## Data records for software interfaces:

⁂

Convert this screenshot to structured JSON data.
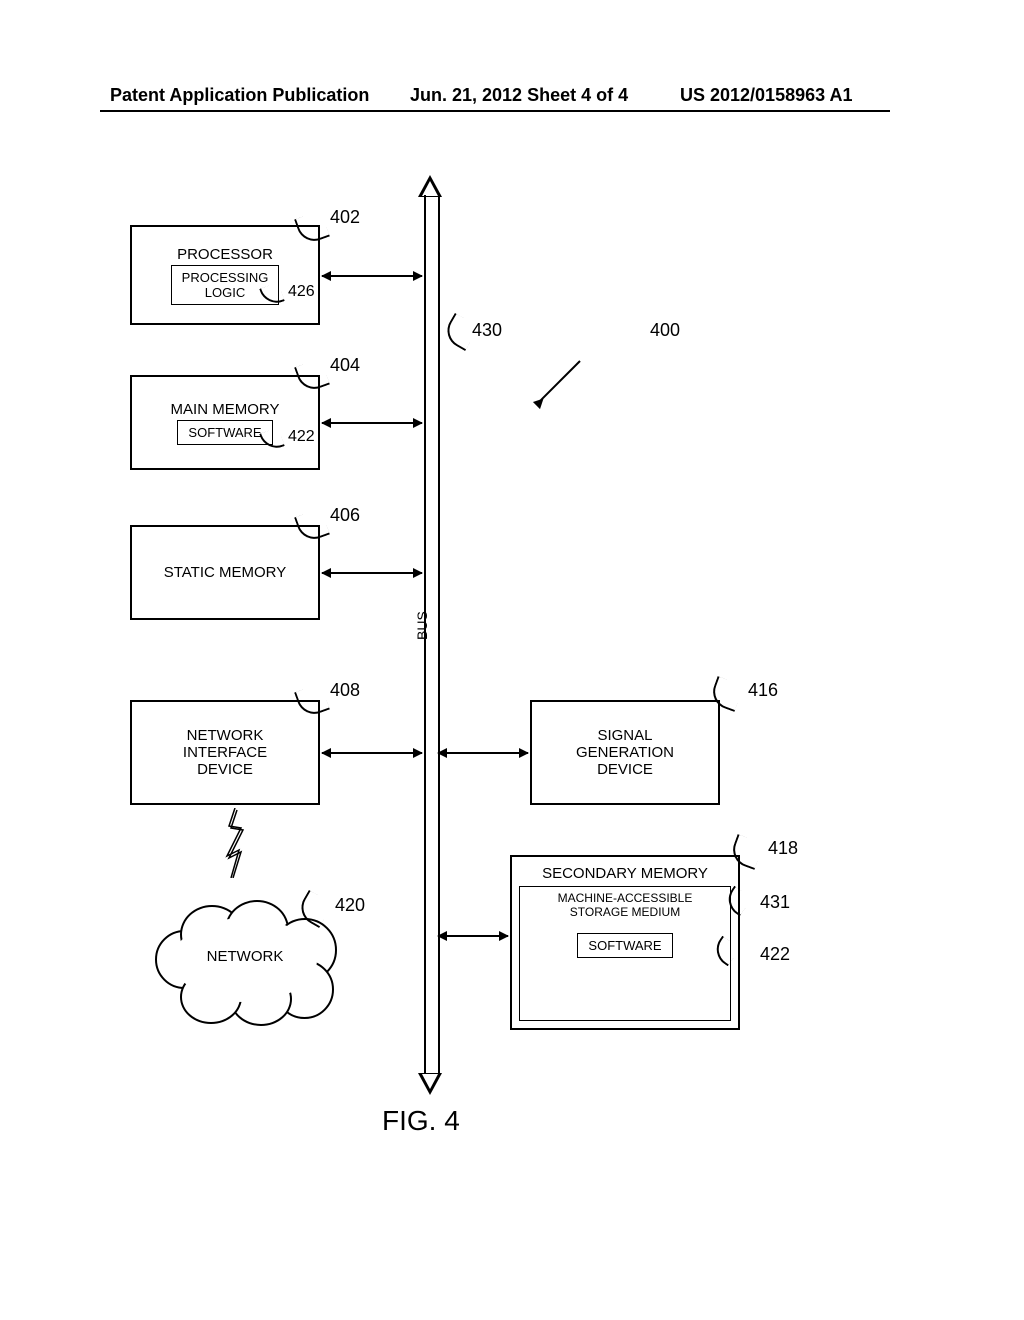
{
  "header": {
    "left": "Patent Application Publication",
    "mid": "Jun. 21, 2012  Sheet 4 of 4",
    "right": "US 2012/0158963 A1"
  },
  "refs": {
    "r400": "400",
    "r402": "402",
    "r404": "404",
    "r406": "406",
    "r408": "408",
    "r416": "416",
    "r418": "418",
    "r420": "420",
    "r422a": "422",
    "r422b": "422",
    "r426": "426",
    "r430": "430",
    "r431": "431"
  },
  "blocks": {
    "processor": "PROCESSOR",
    "processing_logic": "PROCESSING\nLOGIC",
    "main_memory": "MAIN MEMORY",
    "software": "SOFTWARE",
    "static_memory": "STATIC MEMORY",
    "network_interface": "NETWORK\nINTERFACE\nDEVICE",
    "signal_gen": "SIGNAL\nGENERATION\nDEVICE",
    "secondary_memory": "SECONDARY MEMORY",
    "machine_medium": "MACHINE-ACCESSIBLE\nSTORAGE MEDIUM",
    "software2": "SOFTWARE",
    "network": "NETWORK",
    "bus": "BUS"
  },
  "caption": "FIG. 4"
}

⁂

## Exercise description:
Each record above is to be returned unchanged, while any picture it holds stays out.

## Solution to the problem:
Convert this screenshot to structured JSON data.
{
  "header": {
    "left": "Patent Application Publication",
    "mid": "Jun. 21, 2012  Sheet 4 of 4",
    "right": "US 2012/0158963 A1"
  },
  "refs": {
    "r400": "400",
    "r402": "402",
    "r404": "404",
    "r406": "406",
    "r408": "408",
    "r416": "416",
    "r418": "418",
    "r420": "420",
    "r422a": "422",
    "r422b": "422",
    "r426": "426",
    "r430": "430",
    "r431": "431"
  },
  "blocks": {
    "processor": "PROCESSOR",
    "processing_logic": "PROCESSING\nLOGIC",
    "main_memory": "MAIN MEMORY",
    "software": "SOFTWARE",
    "static_memory": "STATIC MEMORY",
    "network_interface": "NETWORK\nINTERFACE\nDEVICE",
    "signal_gen": "SIGNAL\nGENERATION\nDEVICE",
    "secondary_memory": "SECONDARY MEMORY",
    "machine_medium": "MACHINE-ACCESSIBLE\nSTORAGE MEDIUM",
    "software2": "SOFTWARE",
    "network": "NETWORK",
    "bus": "BUS"
  },
  "caption": "FIG. 4"
}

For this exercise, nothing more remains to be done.